With anxiety becoming one of the most common mental disorders among the American population, experts, and medical professionals are developing new age methods to treat the mental disorder. Anxiety is usually treated with medications, such as anti-anxiety drugs or therapies or a combination of the both.
Psychotherapy remains one of the most effective methods of treating anxiety. It is often considered to be the first line of treatment for the disorder. Cognitive therapy and behavioral therapy are the two most commonly practiced forms of psychotherapy. Cognitive therapy helps the patient change the way he thinks, feels and behaves. It teaches how to overcome anxiety by mentally re-approaching anxiety-inducing situations. Cognitive therapy has long been successfully used to treat patients with anxiety disorders, such as panic disorder or panic attacks.
Behavioral therapy primarily deals with the behavior of the anxiety patient. The treatment helps him get rid of his unwanted or non-productive behavior that is often triggered by an anxiety disorder. As stated by the American Psychological Association, behavioral therapy teaches a patient the techniques such as relaxation or deep breathing exercises to keep himself calm and stable when experiencing hyperventilation due to panic attacks.
Cognitive therapy and behavioral therapy are often practiced in combination, which is popularly known as cognitive behavioral therapy (CBT). With the amalgamation of both the therapies, CBT turns out to have a broad spectrum of treatment and thus can be used to treat all the anxiety disorders, namely, obsessive-compulsive disorder (OCD), panic disorder (PD), post-traumatic stress disorder (PTSD), generalized anxiety disorder (GAD), social anxiety disorder/social phobia and specific phobias.
Development of CBT
CBT is one of the pioneers and most common therapies used to treat anxiety.

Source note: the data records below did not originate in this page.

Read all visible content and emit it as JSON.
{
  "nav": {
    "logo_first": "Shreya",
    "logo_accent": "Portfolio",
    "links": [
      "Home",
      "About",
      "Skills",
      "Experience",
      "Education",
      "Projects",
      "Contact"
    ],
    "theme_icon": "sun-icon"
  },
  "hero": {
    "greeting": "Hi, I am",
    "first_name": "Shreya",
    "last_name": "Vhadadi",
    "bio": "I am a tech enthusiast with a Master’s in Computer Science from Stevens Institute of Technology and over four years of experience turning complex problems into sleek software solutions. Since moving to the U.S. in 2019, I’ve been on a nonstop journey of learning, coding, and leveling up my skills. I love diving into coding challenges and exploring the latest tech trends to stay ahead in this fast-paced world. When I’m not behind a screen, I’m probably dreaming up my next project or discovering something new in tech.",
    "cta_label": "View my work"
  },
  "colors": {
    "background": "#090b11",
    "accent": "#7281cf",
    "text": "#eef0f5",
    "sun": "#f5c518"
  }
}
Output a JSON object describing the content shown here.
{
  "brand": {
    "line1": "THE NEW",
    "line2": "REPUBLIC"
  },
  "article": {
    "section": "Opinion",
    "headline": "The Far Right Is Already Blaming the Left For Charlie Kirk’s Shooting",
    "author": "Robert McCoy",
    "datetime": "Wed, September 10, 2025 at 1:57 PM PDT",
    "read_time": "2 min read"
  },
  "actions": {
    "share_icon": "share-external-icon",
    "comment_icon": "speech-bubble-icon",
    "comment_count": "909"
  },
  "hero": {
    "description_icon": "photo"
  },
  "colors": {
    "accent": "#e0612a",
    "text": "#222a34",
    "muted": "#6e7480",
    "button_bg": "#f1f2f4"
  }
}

Ever since its evolution, the therapy has undergone several changes. The introduction of Rational Emotive Therapy (RET)/Rational Emotive Behavior Therapy by psychologist Albert Ellis in 1950 was one of its most recognized advancements. Ellis believed that the psychoanalysis treatment prevailing until the development of RET was not competent enough to treat patients holistically as it did not guide them to change their way of thinking. RET was primarily based on Stoic philosophy, which means “development of self-control and fortitude as a means of overcoming destructive emotion.”
Taking a cue from RET, one of Ellis’ students, physician Maxie C. Maultsby, Jr. developed Rational Behavior Therapy, which involves therapist assigning “therapeutic homework” to patients, and the therapy emphasized on the patients’ rational self-counseling skills. This encouraged patients to add their own initiative and efforts, even beyond the realm of CBT for recovery purposes.
Unlike the above, Exposure with Response Prevention is a different form of CBT. The therapy is primarily used to treat specific phobias. In the therapy, the patient is gradually made familiar with the object, places, situations or actions that cause phobia in him.
Road to recovery
Everybody feels anxious under stressful conditions. Symptoms such as nervousness, feeling scared or switching on the alert mode when sensing danger are some of the common reflexes. However, anxiety disorders are more serious and severe. These can be identified with a constant state of worrying and alertness as one tends to sense danger every time. While common anxiety tends to last only until the situation is over, an anxiety disorder keeps developing and goes on to hinder daily activities and routine. Anxiety disorders require immediate medical intervention. On this National Psychotherapy Day, a day observed to promote the treatment and eliminate stigma, let’s educate and make people aware of the effective ways to handle anxiety in them. It is also important to make people understand the importance of psychotherapy in treating anxiety disorders.
If you or a loved one is afflicted with an anxiety disorder, contact the Anxiety Treatment Centers of California to learn about anxiety disorders treatment centers in California. You may call us at our 24/7 helpline number 855-972-9459 or chat online for information regarding the best anxiety treatment centers in California. Our representatives can help you avail the best anxiety disorders treatment in California.